[Runtime: 1:05]
(Animation: NASA/CXC/A.Hobart)

Click for high-resolution animation
9. Chandra Timelapse Movie of SN 1987A
QuicktimeMPEG This sequence shows how the X-ray emission from Supernova 1987A (known as SN 1987A) has brightened from 1999 to 2005. The X-rays are produced when a shock wave from the supernova collides with the cooler, outer layers shed before the star exploded. As the shock wave plows deeper into the cool cloud the ring should become larger and much brighter in both optical and X-ray light.
[Runtime: 0:47]
(X-ray Images: NASA/CXC/PSU/S.Park & D.Burrows. Optical Image: NASA/STScI/CfA/P.Challis et al.)

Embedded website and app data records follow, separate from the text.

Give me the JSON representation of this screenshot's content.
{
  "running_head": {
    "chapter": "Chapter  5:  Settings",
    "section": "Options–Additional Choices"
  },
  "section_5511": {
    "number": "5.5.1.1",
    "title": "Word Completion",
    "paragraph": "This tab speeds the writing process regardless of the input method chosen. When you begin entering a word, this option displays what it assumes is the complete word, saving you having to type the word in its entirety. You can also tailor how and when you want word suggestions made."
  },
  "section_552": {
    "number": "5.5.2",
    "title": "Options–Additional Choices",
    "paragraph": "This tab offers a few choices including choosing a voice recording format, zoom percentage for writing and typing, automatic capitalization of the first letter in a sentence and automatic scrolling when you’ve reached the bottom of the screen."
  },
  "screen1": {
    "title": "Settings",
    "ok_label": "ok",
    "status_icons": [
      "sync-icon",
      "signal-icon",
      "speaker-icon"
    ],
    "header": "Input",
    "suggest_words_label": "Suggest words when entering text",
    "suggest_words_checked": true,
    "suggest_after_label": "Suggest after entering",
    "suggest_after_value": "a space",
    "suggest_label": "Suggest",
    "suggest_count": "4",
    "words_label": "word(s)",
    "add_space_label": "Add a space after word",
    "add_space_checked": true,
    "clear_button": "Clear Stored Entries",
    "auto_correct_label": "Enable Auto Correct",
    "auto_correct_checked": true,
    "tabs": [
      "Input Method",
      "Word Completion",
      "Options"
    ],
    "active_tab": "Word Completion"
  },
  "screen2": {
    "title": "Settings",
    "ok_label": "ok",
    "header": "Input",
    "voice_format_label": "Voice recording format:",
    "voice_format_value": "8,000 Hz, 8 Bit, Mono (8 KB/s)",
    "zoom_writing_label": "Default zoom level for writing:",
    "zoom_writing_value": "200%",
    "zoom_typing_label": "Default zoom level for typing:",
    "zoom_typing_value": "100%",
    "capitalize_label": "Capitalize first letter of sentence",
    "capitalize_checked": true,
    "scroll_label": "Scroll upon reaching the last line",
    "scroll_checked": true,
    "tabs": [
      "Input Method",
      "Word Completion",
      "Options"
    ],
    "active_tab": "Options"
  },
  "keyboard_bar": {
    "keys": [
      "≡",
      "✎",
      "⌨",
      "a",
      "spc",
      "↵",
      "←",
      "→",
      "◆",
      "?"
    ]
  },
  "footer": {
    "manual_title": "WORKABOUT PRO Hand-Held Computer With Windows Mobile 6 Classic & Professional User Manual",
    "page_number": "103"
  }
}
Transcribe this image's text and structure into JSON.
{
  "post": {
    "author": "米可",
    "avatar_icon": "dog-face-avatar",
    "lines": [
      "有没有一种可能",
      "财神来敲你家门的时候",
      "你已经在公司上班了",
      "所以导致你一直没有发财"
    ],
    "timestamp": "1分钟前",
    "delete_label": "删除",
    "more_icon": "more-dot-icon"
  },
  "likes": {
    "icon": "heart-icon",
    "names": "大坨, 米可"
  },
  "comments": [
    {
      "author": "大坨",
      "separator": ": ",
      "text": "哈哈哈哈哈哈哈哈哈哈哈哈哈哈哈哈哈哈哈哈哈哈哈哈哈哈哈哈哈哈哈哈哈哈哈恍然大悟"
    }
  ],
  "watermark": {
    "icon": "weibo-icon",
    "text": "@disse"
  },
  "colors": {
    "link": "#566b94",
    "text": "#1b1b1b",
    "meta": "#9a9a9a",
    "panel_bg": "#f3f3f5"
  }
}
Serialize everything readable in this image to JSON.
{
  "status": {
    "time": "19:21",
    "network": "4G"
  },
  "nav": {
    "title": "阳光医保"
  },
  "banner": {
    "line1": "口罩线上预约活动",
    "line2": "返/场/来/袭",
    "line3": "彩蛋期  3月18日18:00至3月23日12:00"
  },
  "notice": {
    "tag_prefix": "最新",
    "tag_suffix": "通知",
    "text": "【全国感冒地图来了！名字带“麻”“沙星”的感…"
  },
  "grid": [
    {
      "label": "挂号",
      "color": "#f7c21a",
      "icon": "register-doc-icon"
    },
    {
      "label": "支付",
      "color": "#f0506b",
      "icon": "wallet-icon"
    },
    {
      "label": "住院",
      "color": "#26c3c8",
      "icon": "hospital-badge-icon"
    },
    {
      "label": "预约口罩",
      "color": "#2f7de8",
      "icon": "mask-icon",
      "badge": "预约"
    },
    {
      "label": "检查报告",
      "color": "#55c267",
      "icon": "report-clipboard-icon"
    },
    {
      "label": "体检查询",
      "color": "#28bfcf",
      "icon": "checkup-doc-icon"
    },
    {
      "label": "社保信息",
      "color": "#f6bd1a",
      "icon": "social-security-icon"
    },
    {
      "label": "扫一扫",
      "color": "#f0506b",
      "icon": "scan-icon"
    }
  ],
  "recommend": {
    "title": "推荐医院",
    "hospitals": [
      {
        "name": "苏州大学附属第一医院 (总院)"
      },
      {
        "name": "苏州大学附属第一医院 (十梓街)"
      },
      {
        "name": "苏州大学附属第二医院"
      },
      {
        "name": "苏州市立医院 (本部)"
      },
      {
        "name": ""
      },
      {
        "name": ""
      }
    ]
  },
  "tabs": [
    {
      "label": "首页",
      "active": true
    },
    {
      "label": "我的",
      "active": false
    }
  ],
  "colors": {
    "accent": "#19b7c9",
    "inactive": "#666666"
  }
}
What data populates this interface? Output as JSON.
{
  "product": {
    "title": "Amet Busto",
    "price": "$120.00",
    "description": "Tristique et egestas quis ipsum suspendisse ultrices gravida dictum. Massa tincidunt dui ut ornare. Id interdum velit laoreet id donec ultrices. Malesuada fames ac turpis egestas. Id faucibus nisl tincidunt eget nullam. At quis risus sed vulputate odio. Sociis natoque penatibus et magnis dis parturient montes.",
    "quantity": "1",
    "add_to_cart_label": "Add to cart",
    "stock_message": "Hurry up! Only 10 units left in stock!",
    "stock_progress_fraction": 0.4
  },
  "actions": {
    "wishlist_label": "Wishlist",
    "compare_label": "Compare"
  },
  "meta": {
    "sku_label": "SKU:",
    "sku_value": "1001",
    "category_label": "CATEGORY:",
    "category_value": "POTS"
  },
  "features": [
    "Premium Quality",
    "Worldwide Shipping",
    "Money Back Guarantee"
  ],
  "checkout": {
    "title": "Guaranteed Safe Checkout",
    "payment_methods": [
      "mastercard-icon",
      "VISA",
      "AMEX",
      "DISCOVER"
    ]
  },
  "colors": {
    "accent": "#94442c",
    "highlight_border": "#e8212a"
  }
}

Related Chandra Images:

Click for high-resolution animation
10. Sequence of images of J0617 in IC 443
QuicktimeMPEG Beginning with a wide-field view of the supernova remnant IC 443, this sequence moves into a closer look at the neutron star embedded within known as J0617. The images show these objects in X-rays (blue), radio (green), and optical (red). The location and orientation of J0617's wake are mysterious for astronomers who would have expected it to be aligned toward the center of IC 443.
[Runtime: 0:32]
(Chandra X-ray: NASA/CXC/B.Gaensler et al; ROSAT X-ray: NASA/ROSAT/Asaoka & Aschenbach; Radio Wide: NRC/DRAO/D.Leahy; Radio Detail: NRAO/VLA; Optical: DSS)

Related Chandra Images: